Tax collectors prefer the tax on carbon emissions over the cap-and-trade system. George Osborne, the United Kingdom Conservative party's shadow finance minister, points out how the cap-and-trade system has serious transaction costs and is subject to fraud in initial allocation and in enforcement. But benchmarking of emissions also would be required for taxation, as would monitoring and enforcement for each emissions source.

Thus it would appear there is as much potential for fraud under a carbon tax as there is with cap-and-trade, although one of the proposed modifications to cap-and-trade is to charge emission sources for the initial allowances they receive.



Command-and-Control Schemes

In all this discussion of taxation and cap-and-trade, the command-and-control system of reducing harmful emissions and discharges has not been discussed. This system of pollution abatement prevails in most places in the world.
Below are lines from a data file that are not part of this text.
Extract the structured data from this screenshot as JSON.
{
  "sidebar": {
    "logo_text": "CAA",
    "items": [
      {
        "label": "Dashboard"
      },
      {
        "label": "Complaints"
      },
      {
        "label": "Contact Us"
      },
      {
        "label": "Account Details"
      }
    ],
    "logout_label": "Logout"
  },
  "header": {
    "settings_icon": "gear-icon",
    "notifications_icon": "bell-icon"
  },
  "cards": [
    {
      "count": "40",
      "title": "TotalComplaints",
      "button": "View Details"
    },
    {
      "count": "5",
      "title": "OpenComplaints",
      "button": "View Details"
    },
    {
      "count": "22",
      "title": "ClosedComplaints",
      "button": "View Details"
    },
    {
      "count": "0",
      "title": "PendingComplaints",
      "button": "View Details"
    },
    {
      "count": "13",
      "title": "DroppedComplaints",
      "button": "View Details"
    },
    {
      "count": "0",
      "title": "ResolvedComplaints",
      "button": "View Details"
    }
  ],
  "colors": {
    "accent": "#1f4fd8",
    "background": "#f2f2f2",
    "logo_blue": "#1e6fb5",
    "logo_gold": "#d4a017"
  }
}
The question that arises is, why? For one thing, the command-and-control system is simple, compared with the carbon tax. Individual emission sources need not be monitored. For another, there is less chance for fraud in the initial allocation, as happened in Europe.

Moreover, the costs associated with emission reductions are deductible from income taxes as an ordinary business expense.



Costs vs. Benefits

On a macro level, Yale University economics professor William Nordhaus in July of this year updated his estimate of the impact of carbon abatement. Nordhaus found the costs of reducing carbon emissions exceed the benefits by a substantial amount. This is true for either a cap-and-trade system or a carbon tax.

This ought to make us pause to think through what we know about global warming and what we are guessing about.

We especially ought to know the pace of warming from actual measurement rather than relying on opaque models that fail to explain the present changes, or lack thereof. It may be that the pace of change is so slow that adjusting to the change is less costly than trying to alter the laws of physics.

We ought to understand the workings of the world before we set out to change it.


James L. Johnston (jamesljohnston@cs.com) is an economist retired from Amoco Corporation and a policy advisor to The Heartland Institute.

James L. Johnston

Jim Johnston is The Heartland Institute's senior fellow for energy and regulatory policy and a... (read full bio)